To add some variety after a couple of months of stepping I got out my NordicTrack skier and began spending 10min - 15min - 20min (you get the idea) until I worked up to 45 minutes on the Nordic track. I have a tread mill that works well for holding clothes, I do not enjoy it nearly as much as the NordicTrack which is challenging enough to keep me focused on what I am doing.

I mostly try to do aerobic exercises but one workout that I included at the advice of a friend was an exercise ball, I had seen these things in the stores and couldn't figure out what they were about. I got a resist-a-ball which included a video and began working with it. The routine really kicked my butt (at least it was sore), but after a while my back pain went away. The ball is a great way to strengthen your trunk (back, sides, abdomen, shoulders and chest) even though it is not really a fat burning aerobic workout it makes me much stronger and capable for the other exercises I do.

Other exercises that I do include some that I have just sort of come up with (playing around) like step chin ups (pictured on the left). This is a lot like what we called cheating on chin ups in grade school. The idea is to use your big muscles to move your body up and down a lot. I will do these 16" steps while pulling myself up for 15 minutes at a time them move on to another exercise, then come back for 15 more minutes. I will do over a thousand of these in a work out session, each time lifting my body weight up and down 16" (that is a lot of work, force X distance). Another exercise I enjoy but am pretty bad at is inline skating. This uses your big muscles and can be fun. I participated in a inline half marathon in the summer of 2004 and plan on skating more in the future. One thing I will recommend is WEAR A HELMET! (I can be such an idiot!). My inline skating reminds me of a wise saying - If at first you don't succeed, don't try skydiving!

Then of course there is stair climbing, which really suits me pretty well. The way I figure it I have the heart, lungs and legs of a 340 pound man, I'm like a mid-size car with a Cummins diesel drive train, I may not be real fast but I can pull pretty well. I train for stair climbing at Eagle Center which is also my church, I am very thankful for a great place to train that is so close to my home.

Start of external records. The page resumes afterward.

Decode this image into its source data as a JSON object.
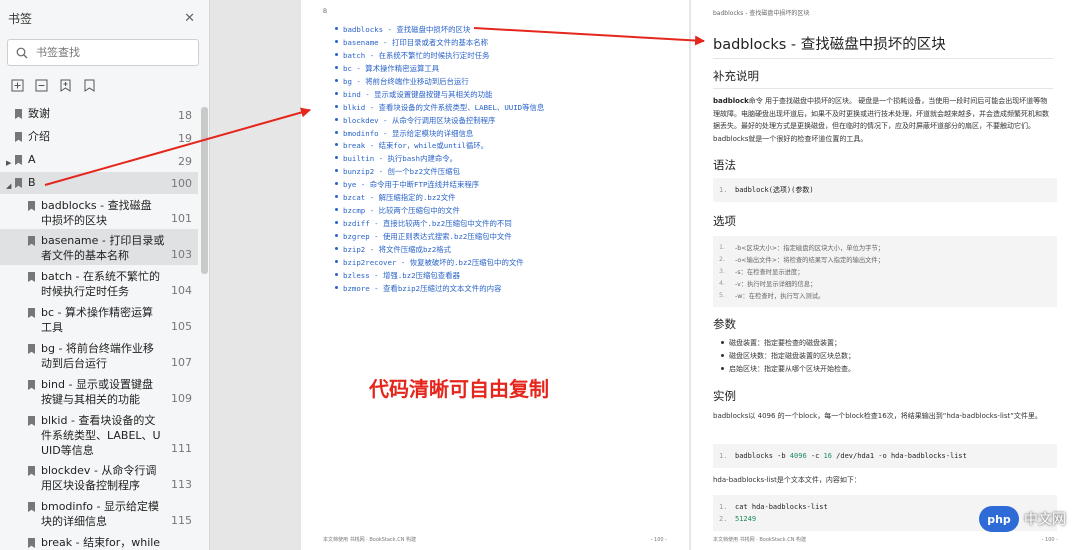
{
  "sidebar": {
    "title": "书签",
    "search_placeholder": "书签查找",
    "items": [
      {
        "label": "致谢",
        "page": "18"
      },
      {
        "label": "介绍",
        "page": "19"
      },
      {
        "label": "A",
        "page": "29"
      },
      {
        "label": "B",
        "page": "100"
      },
      {
        "label": "badblocks - 查找损坏的区块",
        "line1": "badblocks - 查找磁盘",
        "line2": "中损坏的区块",
        "page": "101"
      },
      {
        "label": "basename - 打印目录或者文件的基本名称",
        "line1": "basename - 打印目录或",
        "line2": "者文件的基本名称",
        "page": "103"
      },
      {
        "label": "batch - 在系统不繁忙的时候执行定时任务",
        "line1": "batch - 在系统不繁忙的",
        "line2": "时候执行定时任务",
        "page": "104"
      },
      {
        "label": "bc - 算术操作精密运算工具",
        "line1": "bc - 算术操作精密运算",
        "line2": "工具",
        "page": "105"
      },
      {
        "label": "bg - 将前台终端作业移动到后台运行",
        "line1": "bg - 将前台终端作业移",
        "line2": "动到后台运行",
        "page": "107"
      },
      {
        "label": "bind - 显示或设置键盘按键与其相关的功能",
        "line1": "bind - 显示或设置键盘",
        "line2": "按键与其相关的功能",
        "page": "109"
      },
      {
        "label": "blkid - 查看块设备的文件系统类型、LABEL、UUID等信息",
        "line1": "blkid - 查看块设备的文",
        "line2": "件系统类型、LABEL、U",
        "line3": "UID等信息",
        "page": "111"
      },
      {
        "label": "blockdev - 从命令行调用区块设备控制程序",
        "line1": "blockdev - 从命令行调",
        "line2": "用区块设备控制程序",
        "page": "113"
      },
      {
        "label": "bmodinfo - 显示给定模块的详细信息",
        "line1": "bmodinfo - 显示给定模",
        "line2": "块的详细信息",
        "page": "115"
      },
      {
        "label": "break - 结束for，while",
        "line1": "break - 结束for，while",
        "page": ""
      }
    ]
  },
  "left_page": {
    "section_letter": "B",
    "links": [
      "badblocks - 查找磁盘中损坏的区块",
      "basename - 打印目录或者文件的基本名称",
      "batch - 在系统不繁忙的时候执行定时任务",
      "bc - 算术操作精密运算工具",
      "bg - 将前台终端作业移动到后台运行",
      "bind - 显示或设置键盘按键与其相关的功能",
      "blkid - 查看块设备的文件系统类型、LABEL、UUID等信息",
      "blockdev - 从命令行调用区块设备控制程序",
      "bmodinfo - 显示给定模块的详细信息",
      "break - 结束for，while或until循环。",
      "builtin - 执行bash内建命令。",
      "bunzip2 - 创一个bz2文件压缩包",
      "bye - 命令用于中断FTP连线并结束程序",
      "bzcat - 解压缩指定的.bz2文件",
      "bzcmp - 比较两个压缩包中的文件",
      "bzdiff - 直接比较两个.bz2压缩包中文件的不同",
      "bzgrep - 使用正则表达式搜索.bz2压缩包中文件",
      "bzip2 - 将文件压缩成bz2格式",
      "bzip2recover - 恢复被破坏的.bz2压缩包中的文件",
      "bzless - 增强.bz2压缩包查看器",
      "bzmore - 查看bzip2压缩过的文本文件的内容"
    ],
    "footer_left": "本文档使用 书栈网 · BookStack.CN 构建",
    "footer_right": "- 100 -"
  },
  "annotation": "代码清晰可自由复制",
  "right_page": {
    "crumb": "badblocks - 查找磁盘中损坏的区块",
    "title": "badblocks - 查找磁盘中损坏的区块",
    "h_supplement": "补充说明",
    "supplement_bold": "badblock",
    "supplement_text": "命令 用于查找磁盘中损坏的区块。 硬盘是一个损耗设备，当使用一段时间后可能会出现坏道等物理故障。电脑硬盘出现坏道后，如果不及时更换或进行技术处理，坏道就会越来越多，并会造成频繁死机和数据丢失。最好的处理方式是更换磁盘，但在临时的情况下，应及时屏蔽坏道部分的扇区，不要触动它们。badblocks就是一个很好的检查坏道位置的工具。",
    "h_syntax": "语法",
    "syntax_code": "badblock(选项)(参数)",
    "h_options": "选项",
    "options": [
      "-b<区块大小>：指定磁盘的区块大小，单位为字节；",
      "-o<输出文件>：将检查的结果写入指定的输出文件；",
      "-s：在检查时显示进度；",
      "-v：执行时显示详细的信息；",
      "-w：在检查时，执行写入测试。"
    ],
    "h_params": "参数",
    "params": [
      "磁盘装置：指定要检查的磁盘装置；",
      "磁盘区块数：指定磁盘装置的区块总数；",
      "启始区块：指定要从哪个区块开始检查。"
    ],
    "h_example": "实例",
    "example_text": "badblocks以 4096 的一个block，每一个block检查16次，将结果输出到“hda-badblocks-list”文件里。",
    "example_code_pre": "badblocks -b ",
    "example_code_n1": "4096",
    "example_code_mid": " -c ",
    "example_code_n2": "16",
    "example_code_post": " /dev/hda1 -o hda-badblocks-list",
    "example_text2": "hda-badblocks-list是个文本文件，内容如下：",
    "example_out1": "cat hda-badblocks-list",
    "example_out2": "51249",
    "footer_left": "本文档使用 书栈网 · BookStack.CN 构建",
    "footer_right": "- 100 -"
  },
  "watermark": {
    "logo": "php",
    "text": "中文网"
  },
  "colors": {
    "link": "#2a63c9",
    "annotation": "#e5261d",
    "arrow": "#e5261d"
  }
}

Another thing I get asked is, When do you find time for all this exercise? Remember I have a demanding job, wife and 4 kids, church activities, house, dogs and vehicles to take care of. My solution is getting up early in the morning to exercise. I began getting up a half hour earlier than normal, now I'm generally up at 3:30 or before. On the other end of the day I go to bed earlier so there is some sacrifice of time with the family in the evening. There is a bonus here, I used to sleep 9 or 10 hours a night and would drag myself through the days. I now sleep about 6 or 7 hours a night and am almost always up before the alarm goes off. I have a ton more energy through the day and am more productive and generally in better spirits. When asked about time I remember what my dad would tell me when I said I didn't have time: "You have time for everything you want to do."

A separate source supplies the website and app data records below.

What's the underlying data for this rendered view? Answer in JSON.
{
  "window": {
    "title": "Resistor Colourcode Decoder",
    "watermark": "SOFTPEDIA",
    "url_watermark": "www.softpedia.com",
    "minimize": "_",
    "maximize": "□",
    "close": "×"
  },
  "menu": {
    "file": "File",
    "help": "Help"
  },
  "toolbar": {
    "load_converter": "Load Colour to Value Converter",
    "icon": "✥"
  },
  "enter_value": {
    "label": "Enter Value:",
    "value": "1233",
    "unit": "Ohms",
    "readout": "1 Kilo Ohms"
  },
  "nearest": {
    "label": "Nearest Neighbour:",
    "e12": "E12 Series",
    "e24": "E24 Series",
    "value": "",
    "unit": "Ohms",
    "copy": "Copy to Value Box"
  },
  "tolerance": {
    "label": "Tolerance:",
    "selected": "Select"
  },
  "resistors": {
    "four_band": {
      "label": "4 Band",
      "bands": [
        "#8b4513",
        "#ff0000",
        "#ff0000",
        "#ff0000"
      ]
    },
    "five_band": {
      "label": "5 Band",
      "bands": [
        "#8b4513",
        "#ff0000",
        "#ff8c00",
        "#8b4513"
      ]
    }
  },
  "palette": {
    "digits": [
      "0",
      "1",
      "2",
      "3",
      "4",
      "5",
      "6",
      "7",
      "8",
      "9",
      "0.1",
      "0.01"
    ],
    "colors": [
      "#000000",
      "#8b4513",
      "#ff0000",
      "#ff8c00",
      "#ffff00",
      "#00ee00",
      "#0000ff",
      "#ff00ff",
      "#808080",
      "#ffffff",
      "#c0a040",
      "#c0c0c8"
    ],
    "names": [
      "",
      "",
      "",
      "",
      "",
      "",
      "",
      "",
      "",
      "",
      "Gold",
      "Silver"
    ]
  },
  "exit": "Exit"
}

I believe that exercise and eating go together, when I eat badly my workouts suffer, I just don't feel like working out after I have eaten with bad judgment. This makes for a death spiral, I over eat, so I say forget exercise, so I feel bad, so I over eat  and it goes on. On the other hand good exercise drives good healthy eating to fuel the works. I have a sign posted for myself in my office:

You worked too hard this morning to screw up your day with sloppy eating.

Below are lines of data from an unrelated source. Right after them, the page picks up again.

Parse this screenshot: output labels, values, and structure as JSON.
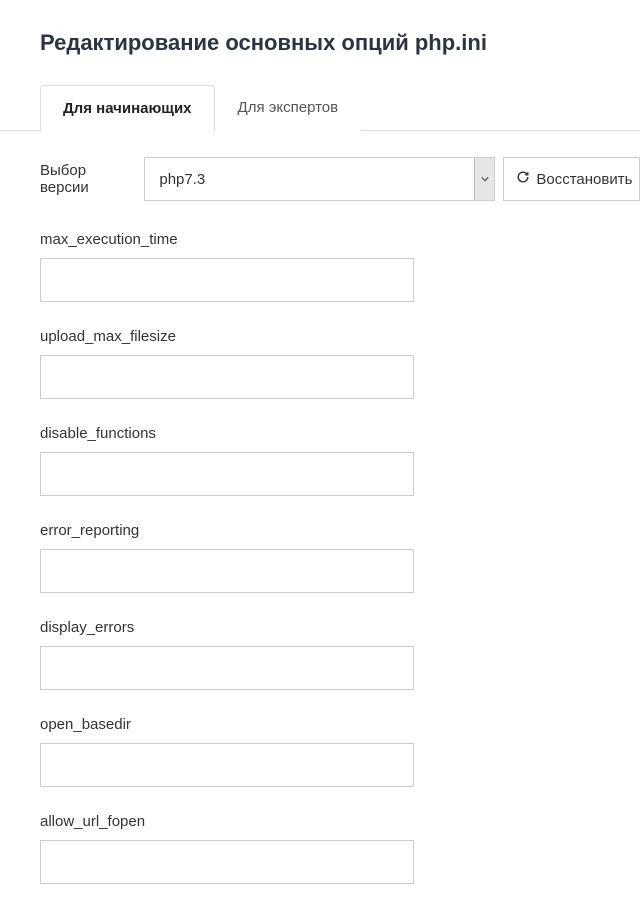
{
  "title": "Редактирование основных опций php.ini",
  "tabs": {
    "beginner": "Для начинающих",
    "expert": "Для экспертов"
  },
  "version": {
    "label": "Выбор версии",
    "selected": "php7.3"
  },
  "restore": {
    "label": "Восстановить"
  },
  "fields": [
    {
      "label": "max_execution_time",
      "value": ""
    },
    {
      "label": "upload_max_filesize",
      "value": ""
    },
    {
      "label": "disable_functions",
      "value": ""
    },
    {
      "label": "error_reporting",
      "value": ""
    },
    {
      "label": "display_errors",
      "value": ""
    },
    {
      "label": "open_basedir",
      "value": ""
    },
    {
      "label": "allow_url_fopen",
      "value": ""
    }
  ]
}
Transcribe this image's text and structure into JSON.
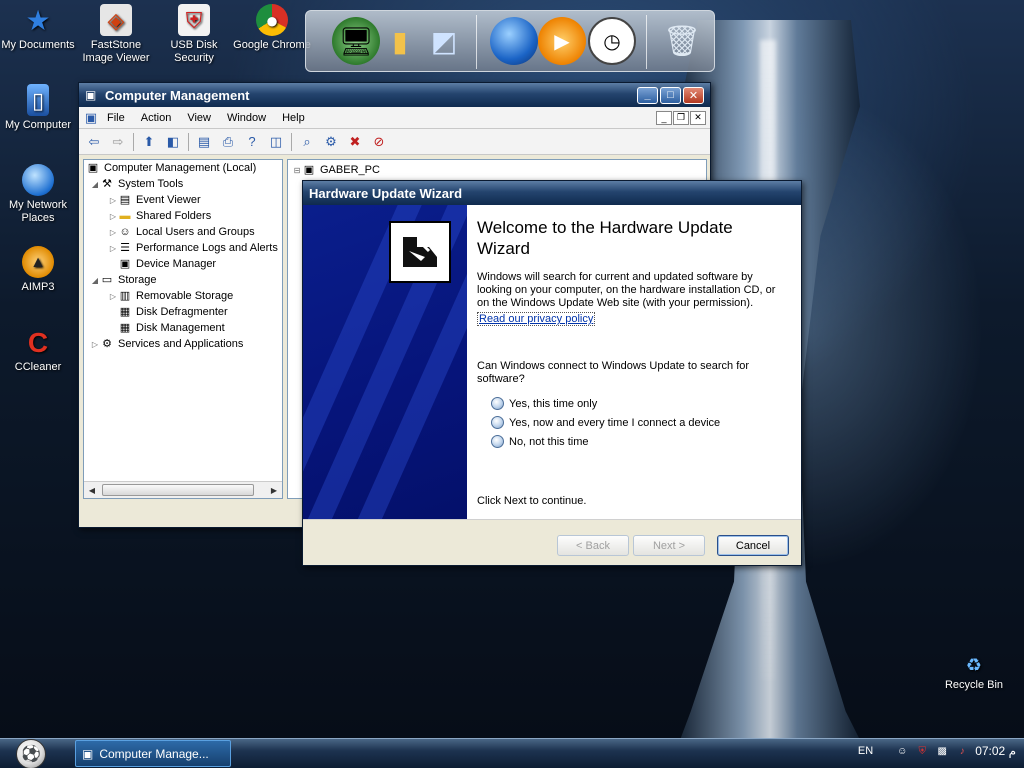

I built my workouts around my strengths (strong legs, good lungs) and what I enjoy. You are welcome to come run steps with me but feel free to find what works best for you.

Another key to Success is determination, a friend of mine writes a column for a local paper and wrote this article on determination that refers to my Journey, I thought it was a very good article.